Records from a data collection:
* * * *

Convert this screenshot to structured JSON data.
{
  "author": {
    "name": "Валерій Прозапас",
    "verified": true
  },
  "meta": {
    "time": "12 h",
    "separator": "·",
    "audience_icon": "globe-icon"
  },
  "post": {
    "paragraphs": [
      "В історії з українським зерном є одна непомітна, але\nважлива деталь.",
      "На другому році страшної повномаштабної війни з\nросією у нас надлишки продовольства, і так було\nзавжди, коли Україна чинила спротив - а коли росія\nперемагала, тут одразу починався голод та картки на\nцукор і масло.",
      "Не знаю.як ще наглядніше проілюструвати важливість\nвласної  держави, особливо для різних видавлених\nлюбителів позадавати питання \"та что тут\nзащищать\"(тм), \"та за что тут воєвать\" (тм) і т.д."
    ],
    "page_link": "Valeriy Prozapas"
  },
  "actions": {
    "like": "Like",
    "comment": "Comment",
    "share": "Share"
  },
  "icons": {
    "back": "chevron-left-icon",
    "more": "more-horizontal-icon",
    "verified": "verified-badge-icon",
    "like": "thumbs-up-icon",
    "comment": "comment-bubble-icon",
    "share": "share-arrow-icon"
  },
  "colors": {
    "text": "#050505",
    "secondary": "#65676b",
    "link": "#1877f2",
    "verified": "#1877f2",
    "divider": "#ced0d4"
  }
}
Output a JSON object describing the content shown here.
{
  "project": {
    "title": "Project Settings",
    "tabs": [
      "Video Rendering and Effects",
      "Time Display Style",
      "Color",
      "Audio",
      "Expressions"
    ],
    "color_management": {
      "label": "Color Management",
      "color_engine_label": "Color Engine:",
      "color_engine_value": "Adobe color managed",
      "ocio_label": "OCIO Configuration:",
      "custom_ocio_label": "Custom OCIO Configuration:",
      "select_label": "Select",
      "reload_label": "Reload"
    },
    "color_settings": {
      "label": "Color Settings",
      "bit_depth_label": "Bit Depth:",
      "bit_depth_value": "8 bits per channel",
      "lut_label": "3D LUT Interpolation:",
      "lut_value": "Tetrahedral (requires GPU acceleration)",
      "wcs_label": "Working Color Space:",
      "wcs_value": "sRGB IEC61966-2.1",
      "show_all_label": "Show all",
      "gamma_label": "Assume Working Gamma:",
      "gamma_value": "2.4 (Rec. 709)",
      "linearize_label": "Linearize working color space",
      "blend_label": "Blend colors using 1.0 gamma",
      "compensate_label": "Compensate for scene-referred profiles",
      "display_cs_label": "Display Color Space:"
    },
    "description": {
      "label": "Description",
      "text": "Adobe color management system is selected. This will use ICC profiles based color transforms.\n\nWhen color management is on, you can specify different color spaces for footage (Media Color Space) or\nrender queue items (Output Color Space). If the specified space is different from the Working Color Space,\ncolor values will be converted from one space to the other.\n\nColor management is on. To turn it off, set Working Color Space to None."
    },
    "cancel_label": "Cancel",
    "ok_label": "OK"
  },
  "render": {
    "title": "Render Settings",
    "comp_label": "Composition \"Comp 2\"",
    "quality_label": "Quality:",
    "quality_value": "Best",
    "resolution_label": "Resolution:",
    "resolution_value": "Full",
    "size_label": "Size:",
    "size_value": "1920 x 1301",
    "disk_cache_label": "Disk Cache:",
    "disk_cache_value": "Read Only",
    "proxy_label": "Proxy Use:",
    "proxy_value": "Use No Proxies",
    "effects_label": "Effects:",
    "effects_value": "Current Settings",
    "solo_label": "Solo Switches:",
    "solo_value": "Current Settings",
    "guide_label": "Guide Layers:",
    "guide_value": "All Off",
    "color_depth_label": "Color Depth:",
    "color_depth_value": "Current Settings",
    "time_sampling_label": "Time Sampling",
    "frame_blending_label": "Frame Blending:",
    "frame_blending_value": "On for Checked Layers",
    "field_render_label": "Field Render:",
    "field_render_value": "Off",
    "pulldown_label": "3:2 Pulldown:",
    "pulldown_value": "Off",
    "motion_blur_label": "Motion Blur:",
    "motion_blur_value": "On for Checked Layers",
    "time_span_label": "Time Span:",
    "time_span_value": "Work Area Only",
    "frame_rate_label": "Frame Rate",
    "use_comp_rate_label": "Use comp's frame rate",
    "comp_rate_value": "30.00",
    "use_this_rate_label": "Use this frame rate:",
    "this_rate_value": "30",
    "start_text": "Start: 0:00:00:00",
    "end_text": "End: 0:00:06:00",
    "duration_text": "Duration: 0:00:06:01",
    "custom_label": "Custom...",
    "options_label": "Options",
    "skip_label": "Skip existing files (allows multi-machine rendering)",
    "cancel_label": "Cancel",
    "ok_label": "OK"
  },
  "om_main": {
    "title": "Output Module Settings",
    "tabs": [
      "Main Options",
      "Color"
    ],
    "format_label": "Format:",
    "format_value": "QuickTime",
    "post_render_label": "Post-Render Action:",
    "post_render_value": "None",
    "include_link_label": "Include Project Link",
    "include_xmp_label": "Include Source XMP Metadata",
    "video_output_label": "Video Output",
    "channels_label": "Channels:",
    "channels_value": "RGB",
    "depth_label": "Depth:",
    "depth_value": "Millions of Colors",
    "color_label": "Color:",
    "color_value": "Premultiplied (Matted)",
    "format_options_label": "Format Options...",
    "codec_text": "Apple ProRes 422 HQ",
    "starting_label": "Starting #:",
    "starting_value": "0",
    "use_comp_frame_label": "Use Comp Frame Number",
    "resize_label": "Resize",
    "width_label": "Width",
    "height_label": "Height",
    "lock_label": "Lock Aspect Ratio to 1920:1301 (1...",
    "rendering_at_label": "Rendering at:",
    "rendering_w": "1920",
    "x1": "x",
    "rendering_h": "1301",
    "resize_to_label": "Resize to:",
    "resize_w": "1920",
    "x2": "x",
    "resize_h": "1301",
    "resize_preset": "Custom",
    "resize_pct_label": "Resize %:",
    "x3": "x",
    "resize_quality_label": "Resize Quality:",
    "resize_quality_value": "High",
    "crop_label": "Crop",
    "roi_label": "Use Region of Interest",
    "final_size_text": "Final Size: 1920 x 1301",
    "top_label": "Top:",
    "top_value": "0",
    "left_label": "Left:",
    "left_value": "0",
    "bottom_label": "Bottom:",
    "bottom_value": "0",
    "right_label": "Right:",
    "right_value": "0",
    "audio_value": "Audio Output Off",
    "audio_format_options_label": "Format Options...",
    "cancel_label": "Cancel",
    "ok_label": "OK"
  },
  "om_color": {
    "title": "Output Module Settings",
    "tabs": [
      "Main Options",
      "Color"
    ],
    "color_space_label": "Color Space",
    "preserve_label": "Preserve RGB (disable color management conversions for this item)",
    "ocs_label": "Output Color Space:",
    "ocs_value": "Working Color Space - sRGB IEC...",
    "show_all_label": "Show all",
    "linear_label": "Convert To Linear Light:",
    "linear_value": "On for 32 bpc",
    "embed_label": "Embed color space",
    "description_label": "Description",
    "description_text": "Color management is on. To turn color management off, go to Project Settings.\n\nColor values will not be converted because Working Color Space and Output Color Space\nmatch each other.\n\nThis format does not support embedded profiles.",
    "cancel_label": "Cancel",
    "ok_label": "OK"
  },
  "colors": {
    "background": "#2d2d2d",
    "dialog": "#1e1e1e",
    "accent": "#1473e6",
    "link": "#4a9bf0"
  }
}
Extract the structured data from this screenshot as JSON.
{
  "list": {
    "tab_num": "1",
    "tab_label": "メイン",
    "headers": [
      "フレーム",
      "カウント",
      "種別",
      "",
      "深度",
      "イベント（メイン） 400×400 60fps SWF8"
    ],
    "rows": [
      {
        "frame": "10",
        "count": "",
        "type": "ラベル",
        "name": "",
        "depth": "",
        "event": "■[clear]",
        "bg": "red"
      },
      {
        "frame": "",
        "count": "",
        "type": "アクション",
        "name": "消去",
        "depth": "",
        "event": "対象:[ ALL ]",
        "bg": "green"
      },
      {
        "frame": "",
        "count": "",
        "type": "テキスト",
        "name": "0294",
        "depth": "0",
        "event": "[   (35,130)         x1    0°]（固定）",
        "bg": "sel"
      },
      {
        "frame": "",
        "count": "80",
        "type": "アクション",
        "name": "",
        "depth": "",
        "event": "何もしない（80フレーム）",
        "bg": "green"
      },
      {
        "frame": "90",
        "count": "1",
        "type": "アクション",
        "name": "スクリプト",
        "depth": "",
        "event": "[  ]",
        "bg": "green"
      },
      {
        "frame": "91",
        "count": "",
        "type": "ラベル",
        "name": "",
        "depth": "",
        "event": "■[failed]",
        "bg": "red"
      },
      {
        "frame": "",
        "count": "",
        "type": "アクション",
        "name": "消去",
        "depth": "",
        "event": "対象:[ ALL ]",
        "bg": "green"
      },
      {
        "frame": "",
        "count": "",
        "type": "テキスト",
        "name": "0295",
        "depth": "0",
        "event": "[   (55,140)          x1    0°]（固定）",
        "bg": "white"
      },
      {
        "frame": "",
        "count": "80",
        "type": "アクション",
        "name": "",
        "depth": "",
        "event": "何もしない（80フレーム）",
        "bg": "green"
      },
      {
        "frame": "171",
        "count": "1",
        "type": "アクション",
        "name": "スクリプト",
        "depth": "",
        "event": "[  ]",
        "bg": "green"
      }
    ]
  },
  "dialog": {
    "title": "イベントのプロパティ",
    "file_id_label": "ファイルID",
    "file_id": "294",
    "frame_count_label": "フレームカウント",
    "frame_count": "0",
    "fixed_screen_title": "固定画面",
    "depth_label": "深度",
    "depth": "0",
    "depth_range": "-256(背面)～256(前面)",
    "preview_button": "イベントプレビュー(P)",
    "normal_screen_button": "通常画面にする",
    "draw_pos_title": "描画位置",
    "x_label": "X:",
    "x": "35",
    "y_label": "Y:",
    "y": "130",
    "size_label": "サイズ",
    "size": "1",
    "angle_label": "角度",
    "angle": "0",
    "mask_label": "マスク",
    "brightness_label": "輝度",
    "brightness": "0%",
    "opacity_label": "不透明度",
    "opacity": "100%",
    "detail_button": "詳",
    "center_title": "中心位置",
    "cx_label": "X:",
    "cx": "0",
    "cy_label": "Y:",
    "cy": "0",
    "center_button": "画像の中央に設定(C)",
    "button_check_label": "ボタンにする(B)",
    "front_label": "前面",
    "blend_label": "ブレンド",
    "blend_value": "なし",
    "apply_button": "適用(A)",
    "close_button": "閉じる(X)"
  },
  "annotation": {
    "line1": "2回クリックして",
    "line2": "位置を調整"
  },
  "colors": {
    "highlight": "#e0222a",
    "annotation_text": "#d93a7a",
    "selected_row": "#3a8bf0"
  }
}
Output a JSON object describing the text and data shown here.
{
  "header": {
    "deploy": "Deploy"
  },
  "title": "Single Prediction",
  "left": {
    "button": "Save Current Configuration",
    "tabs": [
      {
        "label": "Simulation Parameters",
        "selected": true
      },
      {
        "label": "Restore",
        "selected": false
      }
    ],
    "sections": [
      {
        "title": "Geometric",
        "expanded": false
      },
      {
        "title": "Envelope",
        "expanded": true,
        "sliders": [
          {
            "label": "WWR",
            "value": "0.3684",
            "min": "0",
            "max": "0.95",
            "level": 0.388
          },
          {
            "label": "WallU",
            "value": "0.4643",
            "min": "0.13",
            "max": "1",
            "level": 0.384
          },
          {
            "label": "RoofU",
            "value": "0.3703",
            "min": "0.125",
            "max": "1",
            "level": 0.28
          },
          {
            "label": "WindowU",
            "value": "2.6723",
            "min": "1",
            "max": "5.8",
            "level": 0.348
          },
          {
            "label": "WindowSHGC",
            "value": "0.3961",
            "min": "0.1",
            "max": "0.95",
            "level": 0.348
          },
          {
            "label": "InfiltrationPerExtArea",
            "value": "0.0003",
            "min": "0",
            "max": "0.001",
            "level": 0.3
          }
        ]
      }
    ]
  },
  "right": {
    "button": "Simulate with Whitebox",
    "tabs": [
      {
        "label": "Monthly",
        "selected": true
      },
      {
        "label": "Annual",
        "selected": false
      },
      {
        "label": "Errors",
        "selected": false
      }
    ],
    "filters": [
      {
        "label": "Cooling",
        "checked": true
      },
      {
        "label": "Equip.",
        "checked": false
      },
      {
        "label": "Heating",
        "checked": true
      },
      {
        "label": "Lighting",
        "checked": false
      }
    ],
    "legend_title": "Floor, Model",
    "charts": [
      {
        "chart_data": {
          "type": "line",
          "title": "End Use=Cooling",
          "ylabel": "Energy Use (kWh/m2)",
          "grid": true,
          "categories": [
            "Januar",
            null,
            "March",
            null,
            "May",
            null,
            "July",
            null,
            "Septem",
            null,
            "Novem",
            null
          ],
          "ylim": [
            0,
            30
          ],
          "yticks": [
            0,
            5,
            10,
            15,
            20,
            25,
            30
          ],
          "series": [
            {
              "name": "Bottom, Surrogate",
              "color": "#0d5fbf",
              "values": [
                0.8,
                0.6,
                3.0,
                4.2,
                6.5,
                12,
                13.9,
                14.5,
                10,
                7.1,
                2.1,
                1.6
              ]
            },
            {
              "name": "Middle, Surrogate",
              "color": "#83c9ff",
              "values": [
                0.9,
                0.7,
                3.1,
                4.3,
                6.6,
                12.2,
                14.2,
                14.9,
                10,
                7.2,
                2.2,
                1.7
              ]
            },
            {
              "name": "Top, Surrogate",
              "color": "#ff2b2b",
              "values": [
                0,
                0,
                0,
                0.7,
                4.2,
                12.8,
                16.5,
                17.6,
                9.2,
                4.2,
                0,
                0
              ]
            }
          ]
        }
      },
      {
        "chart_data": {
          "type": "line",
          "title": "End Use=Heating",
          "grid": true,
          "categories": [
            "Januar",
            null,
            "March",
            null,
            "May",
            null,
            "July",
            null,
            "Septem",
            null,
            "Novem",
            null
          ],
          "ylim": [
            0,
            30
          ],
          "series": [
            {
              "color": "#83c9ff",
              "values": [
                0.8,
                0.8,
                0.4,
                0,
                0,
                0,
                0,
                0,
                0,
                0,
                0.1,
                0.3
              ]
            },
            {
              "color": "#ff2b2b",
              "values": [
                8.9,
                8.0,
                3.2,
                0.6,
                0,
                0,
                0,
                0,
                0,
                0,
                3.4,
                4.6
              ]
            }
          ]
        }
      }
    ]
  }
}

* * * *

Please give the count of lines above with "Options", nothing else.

5